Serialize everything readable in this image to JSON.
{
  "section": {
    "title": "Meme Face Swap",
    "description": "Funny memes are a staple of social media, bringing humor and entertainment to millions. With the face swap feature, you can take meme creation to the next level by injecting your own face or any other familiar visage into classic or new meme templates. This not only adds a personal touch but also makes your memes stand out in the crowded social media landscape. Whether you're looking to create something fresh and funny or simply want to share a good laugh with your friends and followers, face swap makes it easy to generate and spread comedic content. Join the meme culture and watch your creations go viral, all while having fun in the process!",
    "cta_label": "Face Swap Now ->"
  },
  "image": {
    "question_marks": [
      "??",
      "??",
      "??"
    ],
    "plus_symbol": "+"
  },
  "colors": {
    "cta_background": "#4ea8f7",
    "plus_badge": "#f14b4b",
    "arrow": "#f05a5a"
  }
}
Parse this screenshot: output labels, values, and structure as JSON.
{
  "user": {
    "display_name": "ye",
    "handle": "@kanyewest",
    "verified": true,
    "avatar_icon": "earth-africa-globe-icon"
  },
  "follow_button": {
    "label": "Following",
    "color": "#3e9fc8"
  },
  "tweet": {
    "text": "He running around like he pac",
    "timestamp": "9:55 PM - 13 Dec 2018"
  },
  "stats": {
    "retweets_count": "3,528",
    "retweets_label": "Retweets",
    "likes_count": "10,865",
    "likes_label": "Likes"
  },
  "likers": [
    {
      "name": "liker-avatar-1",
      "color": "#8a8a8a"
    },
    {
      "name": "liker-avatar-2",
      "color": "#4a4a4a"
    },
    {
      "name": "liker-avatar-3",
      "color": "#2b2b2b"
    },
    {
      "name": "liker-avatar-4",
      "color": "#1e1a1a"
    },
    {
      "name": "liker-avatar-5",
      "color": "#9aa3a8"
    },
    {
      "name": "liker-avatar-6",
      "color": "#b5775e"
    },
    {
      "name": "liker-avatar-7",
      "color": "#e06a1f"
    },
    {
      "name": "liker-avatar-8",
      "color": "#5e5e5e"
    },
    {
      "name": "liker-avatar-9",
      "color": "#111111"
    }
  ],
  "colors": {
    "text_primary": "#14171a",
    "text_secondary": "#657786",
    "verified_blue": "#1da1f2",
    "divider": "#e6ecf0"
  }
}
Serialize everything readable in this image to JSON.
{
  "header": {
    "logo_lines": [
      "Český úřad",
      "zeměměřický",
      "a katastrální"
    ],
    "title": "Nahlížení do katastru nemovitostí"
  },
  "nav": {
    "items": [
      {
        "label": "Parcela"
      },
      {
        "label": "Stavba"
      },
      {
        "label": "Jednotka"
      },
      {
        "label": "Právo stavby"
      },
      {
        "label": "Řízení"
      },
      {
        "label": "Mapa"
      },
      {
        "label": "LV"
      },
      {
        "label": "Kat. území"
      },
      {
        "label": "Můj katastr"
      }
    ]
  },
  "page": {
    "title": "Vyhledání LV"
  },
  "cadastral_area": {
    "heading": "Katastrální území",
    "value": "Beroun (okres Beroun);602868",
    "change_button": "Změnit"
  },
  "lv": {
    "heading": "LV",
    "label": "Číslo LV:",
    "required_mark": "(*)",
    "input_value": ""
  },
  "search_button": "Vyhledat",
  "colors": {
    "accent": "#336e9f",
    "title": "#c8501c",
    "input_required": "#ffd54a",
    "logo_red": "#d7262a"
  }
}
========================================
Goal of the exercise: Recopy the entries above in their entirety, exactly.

Solution to the problem:
Serialize everything readable in this image to JSON.
{
  "section": {
    "title": "Meme Face Swap",
    "description": "Funny memes are a staple of social media, bringing humor and entertainment to millions. With the face swap feature, you can take meme creation to the next level by injecting your own face or any other familiar visage into classic or new meme templates. This not only adds a personal touch but also makes your memes stand out in the crowded social media landscape. Whether you're looking to create something fresh and funny or simply want to share a good laugh with your friends and followers, face swap makes it easy to generate and spread comedic content. Join the meme culture and watch your creations go viral, all while having fun in the process!",
    "cta_label": "Face Swap Now ->"
  },
  "image": {
    "question_marks": [
      "??",
      "??",
      "??"
    ],
    "plus_symbol": "+"
  },
  "colors": {
    "cta_background": "#4ea8f7",
    "plus_badge": "#f14b4b",
    "arrow": "#f05a5a"
  }
}
Parse this screenshot: output labels, values, and structure as JSON.
{
  "user": {
    "display_name": "ye",
    "handle": "@kanyewest",
    "verified": true,
    "avatar_icon": "earth-africa-globe-icon"
  },
  "follow_button": {
    "label": "Following",
    "color": "#3e9fc8"
  },
  "tweet": {
    "text": "He running around like he pac",
    "timestamp": "9:55 PM - 13 Dec 2018"
  },
  "stats": {
    "retweets_count": "3,528",
    "retweets_label": "Retweets",
    "likes_count": "10,865",
    "likes_label": "Likes"
  },
  "likers": [
    {
      "name": "liker-avatar-1",
      "color": "#8a8a8a"
    },
    {
      "name": "liker-avatar-2",
      "color": "#4a4a4a"
    },
    {
      "name": "liker-avatar-3",
      "color": "#2b2b2b"
    },
    {
      "name": "liker-avatar-4",
      "color": "#1e1a1a"
    },
    {
      "name": "liker-avatar-5",
      "color": "#9aa3a8"
    },
    {
      "name": "liker-avatar-6",
      "color": "#b5775e"
    },
    {
      "name": "liker-avatar-7",
      "color": "#e06a1f"
    },
    {
      "name": "liker-avatar-8",
      "color": "#5e5e5e"
    },
    {
      "name": "liker-avatar-9",
      "color": "#111111"
    }
  ],
  "colors": {
    "text_primary": "#14171a",
    "text_secondary": "#657786",
    "verified_blue": "#1da1f2",
    "divider": "#e6ecf0"
  }
}
Serialize everything readable in this image to JSON.
{
  "header": {
    "logo_lines": [
      "Český úřad",
      "zeměměřický",
      "a katastrální"
    ],
    "title": "Nahlížení do katastru nemovitostí"
  },
  "nav": {
    "items": [
      {
        "label": "Parcela"
      },
      {
        "label": "Stavba"
      },
      {
        "label": "Jednotka"
      },
      {
        "label": "Právo stavby"
      },
      {
        "label": "Řízení"
      },
      {
        "label": "Mapa"
      },
      {
        "label": "LV"
      },
      {
        "label": "Kat. území"
      },
      {
        "label": "Můj katastr"
      }
    ]
  },
  "page": {
    "title": "Vyhledání LV"
  },
  "cadastral_area": {
    "heading": "Katastrální území",
    "value": "Beroun (okres Beroun);602868",
    "change_button": "Změnit"
  },
  "lv": {
    "heading": "LV",
    "label": "Číslo LV:",
    "required_mark": "(*)",
    "input_value": ""
  },
  "search_button": "Vyhledat",
  "colors": {
    "accent": "#336e9f",
    "title": "#c8501c",
    "input_required": "#ffd54a",
    "logo_red": "#d7262a"
  }
}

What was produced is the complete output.